[Data about app and page elements]
--

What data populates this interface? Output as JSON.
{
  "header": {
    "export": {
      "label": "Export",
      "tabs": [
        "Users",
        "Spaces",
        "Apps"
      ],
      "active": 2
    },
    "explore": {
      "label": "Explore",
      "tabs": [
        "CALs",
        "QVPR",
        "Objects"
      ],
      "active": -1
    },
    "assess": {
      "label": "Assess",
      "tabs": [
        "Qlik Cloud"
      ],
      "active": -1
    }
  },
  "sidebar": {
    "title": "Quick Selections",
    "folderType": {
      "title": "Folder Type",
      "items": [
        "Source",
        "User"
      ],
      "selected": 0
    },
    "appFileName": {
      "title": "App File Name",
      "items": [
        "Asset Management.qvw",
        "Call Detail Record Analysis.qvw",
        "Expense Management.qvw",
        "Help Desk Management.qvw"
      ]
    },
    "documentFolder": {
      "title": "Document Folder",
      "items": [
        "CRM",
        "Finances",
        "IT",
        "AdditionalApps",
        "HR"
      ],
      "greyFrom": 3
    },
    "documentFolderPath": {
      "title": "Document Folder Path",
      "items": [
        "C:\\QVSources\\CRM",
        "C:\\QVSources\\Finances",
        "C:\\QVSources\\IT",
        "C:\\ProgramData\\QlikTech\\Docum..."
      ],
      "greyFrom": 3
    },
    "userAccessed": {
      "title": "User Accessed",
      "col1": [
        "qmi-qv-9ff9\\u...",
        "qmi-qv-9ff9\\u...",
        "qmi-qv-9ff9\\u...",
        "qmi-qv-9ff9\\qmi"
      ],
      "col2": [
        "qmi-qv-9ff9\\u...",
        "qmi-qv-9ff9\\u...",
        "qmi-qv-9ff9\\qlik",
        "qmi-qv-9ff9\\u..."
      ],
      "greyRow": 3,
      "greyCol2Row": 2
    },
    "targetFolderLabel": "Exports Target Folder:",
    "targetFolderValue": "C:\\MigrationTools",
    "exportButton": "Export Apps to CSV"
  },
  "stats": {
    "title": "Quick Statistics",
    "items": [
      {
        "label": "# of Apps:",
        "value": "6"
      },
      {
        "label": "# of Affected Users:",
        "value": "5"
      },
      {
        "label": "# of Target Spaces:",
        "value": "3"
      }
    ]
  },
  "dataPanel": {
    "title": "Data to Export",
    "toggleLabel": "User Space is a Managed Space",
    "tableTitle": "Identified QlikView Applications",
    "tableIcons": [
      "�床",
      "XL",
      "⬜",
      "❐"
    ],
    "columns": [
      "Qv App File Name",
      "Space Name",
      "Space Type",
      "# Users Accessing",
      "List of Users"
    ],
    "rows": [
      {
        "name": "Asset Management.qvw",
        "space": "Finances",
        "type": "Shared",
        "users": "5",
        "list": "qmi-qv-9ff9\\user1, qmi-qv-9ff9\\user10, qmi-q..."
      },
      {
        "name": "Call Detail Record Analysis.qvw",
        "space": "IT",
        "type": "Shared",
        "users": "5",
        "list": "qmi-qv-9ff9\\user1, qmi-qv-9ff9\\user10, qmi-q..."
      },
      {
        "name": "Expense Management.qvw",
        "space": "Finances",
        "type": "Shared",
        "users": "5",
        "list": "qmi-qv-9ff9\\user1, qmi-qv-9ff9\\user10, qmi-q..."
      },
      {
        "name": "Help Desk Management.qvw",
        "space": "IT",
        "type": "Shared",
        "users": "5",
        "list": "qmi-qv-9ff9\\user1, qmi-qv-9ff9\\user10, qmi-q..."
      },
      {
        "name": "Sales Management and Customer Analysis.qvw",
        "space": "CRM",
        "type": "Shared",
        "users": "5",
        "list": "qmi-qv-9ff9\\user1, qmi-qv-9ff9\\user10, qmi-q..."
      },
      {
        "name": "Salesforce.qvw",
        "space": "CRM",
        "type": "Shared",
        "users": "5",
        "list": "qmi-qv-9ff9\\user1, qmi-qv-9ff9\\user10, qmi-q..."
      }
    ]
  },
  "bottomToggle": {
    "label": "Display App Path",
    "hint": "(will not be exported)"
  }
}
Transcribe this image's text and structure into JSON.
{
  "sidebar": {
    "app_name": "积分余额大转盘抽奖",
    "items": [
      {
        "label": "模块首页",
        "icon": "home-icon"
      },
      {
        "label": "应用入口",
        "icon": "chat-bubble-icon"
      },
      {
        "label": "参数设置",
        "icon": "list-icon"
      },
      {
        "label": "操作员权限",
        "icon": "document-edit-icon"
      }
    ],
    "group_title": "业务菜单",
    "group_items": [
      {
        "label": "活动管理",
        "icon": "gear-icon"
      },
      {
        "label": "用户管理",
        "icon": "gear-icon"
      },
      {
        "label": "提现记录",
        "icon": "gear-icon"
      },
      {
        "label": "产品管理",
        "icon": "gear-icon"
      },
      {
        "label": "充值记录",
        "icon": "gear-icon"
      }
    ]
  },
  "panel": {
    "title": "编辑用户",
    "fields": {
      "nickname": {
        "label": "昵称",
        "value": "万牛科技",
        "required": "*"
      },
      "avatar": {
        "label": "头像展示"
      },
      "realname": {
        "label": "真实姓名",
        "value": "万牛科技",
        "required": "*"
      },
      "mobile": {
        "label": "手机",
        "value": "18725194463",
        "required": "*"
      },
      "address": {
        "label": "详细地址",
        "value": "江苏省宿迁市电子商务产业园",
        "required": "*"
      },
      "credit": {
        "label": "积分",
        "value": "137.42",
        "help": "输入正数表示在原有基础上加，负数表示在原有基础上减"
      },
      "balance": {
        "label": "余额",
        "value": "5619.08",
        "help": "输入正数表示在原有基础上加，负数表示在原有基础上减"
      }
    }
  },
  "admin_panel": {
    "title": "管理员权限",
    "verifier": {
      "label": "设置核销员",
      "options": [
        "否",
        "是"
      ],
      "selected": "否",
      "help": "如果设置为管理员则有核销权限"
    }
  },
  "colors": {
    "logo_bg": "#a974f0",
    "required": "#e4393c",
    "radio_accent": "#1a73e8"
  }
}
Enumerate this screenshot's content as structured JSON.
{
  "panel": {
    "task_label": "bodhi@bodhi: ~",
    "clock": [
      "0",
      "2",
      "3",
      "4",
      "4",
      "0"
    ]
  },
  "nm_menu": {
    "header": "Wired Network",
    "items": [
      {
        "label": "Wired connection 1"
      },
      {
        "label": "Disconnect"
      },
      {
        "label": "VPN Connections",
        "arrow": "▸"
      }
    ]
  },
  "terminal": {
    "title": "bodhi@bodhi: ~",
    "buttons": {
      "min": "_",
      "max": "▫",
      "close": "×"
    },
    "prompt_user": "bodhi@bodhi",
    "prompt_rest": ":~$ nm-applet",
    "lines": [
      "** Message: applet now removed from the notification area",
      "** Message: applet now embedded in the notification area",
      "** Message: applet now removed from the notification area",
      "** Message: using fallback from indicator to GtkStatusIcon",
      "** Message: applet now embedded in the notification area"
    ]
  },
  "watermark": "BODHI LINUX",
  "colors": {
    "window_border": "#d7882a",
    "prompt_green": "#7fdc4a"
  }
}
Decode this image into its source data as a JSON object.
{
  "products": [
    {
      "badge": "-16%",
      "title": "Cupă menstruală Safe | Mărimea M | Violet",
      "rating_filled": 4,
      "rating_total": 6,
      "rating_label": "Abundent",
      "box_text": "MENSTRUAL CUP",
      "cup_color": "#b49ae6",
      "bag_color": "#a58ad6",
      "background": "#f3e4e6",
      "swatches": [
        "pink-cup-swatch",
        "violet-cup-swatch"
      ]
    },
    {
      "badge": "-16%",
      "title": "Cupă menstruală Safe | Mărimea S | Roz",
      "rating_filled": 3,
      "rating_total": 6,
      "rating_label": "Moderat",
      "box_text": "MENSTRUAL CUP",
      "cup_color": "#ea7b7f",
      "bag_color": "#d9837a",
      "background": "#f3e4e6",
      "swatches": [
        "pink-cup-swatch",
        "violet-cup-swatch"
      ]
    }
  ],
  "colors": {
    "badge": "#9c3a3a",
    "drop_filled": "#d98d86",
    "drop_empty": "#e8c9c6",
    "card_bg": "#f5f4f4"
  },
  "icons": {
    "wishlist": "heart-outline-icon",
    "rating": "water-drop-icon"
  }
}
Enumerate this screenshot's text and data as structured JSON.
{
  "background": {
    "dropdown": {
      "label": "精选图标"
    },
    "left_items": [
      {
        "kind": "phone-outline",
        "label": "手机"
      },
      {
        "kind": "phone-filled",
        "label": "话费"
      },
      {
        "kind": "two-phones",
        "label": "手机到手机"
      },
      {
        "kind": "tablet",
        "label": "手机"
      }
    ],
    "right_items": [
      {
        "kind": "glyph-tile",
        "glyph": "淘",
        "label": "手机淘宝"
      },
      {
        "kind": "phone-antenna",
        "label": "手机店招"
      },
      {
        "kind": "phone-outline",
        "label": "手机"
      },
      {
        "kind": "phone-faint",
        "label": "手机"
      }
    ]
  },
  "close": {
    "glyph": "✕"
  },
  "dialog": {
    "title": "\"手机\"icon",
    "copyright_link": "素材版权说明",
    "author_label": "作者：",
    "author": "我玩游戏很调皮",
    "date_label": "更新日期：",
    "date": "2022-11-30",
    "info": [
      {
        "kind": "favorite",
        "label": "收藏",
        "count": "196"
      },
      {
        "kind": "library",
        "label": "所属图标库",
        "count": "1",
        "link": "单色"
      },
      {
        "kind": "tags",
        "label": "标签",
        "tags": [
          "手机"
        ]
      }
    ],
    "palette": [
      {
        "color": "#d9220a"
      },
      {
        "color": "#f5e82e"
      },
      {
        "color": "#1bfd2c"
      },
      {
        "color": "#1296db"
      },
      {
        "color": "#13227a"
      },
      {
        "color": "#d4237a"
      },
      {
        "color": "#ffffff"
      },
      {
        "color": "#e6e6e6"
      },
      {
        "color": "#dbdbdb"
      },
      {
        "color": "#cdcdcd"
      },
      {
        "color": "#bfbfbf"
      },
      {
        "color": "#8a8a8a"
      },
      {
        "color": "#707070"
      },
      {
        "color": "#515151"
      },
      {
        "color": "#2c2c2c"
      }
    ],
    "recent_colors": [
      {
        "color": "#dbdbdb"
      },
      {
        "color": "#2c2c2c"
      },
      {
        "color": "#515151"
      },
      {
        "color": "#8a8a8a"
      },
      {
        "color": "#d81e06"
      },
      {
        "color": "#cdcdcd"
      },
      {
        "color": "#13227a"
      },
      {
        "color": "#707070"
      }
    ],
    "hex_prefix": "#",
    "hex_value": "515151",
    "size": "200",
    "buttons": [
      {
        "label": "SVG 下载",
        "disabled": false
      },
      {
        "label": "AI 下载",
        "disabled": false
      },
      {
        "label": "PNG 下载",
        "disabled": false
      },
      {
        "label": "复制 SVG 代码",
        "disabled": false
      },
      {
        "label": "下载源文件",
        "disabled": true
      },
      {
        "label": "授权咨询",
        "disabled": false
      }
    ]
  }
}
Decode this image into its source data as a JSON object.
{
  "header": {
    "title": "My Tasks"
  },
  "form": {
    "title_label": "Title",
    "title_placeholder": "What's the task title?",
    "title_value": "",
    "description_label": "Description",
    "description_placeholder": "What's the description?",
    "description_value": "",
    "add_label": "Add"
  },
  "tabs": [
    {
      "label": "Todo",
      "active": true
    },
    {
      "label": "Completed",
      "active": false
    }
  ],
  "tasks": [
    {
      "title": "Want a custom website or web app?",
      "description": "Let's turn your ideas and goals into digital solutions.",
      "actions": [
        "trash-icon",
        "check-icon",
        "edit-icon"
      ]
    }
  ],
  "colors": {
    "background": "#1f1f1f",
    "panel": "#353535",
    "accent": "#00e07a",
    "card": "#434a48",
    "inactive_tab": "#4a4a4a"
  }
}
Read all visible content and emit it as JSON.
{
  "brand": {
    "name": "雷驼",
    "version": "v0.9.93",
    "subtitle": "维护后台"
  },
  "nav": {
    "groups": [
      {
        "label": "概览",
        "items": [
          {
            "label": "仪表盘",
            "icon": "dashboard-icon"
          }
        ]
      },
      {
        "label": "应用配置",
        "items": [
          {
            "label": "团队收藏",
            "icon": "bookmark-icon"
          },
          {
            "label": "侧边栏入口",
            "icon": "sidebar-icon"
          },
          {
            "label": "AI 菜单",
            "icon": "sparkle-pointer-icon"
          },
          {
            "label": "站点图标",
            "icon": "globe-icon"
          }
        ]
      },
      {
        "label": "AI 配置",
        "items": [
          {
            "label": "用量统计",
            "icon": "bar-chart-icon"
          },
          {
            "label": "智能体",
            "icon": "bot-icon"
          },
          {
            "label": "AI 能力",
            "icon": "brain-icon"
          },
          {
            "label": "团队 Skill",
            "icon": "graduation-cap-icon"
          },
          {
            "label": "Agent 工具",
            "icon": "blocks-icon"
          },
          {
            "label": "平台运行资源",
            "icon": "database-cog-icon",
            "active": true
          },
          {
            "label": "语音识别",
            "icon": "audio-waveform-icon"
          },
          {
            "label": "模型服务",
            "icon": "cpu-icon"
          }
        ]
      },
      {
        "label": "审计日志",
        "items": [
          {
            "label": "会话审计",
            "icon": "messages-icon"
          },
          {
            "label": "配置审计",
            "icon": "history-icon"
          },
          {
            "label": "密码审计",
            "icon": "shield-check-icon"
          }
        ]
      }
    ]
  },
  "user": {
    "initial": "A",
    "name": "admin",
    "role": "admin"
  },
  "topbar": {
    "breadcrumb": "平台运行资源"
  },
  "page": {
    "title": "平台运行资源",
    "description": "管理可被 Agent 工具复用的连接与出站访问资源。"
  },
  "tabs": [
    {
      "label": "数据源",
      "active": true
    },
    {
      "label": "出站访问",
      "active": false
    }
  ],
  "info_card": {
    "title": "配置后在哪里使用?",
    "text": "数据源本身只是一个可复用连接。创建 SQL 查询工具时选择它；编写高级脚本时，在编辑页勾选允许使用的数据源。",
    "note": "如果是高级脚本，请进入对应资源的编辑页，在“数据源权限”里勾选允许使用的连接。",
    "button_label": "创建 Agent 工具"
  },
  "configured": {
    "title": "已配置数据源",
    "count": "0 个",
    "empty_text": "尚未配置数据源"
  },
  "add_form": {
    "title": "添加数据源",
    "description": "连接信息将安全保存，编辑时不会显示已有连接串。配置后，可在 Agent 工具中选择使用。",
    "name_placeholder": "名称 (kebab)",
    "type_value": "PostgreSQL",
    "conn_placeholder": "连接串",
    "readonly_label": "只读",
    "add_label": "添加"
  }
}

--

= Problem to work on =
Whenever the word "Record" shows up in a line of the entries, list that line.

= Solution =
        "Call Detail Record Analysis.qvw",
        "name": "Call Detail Record Analysis.qvw",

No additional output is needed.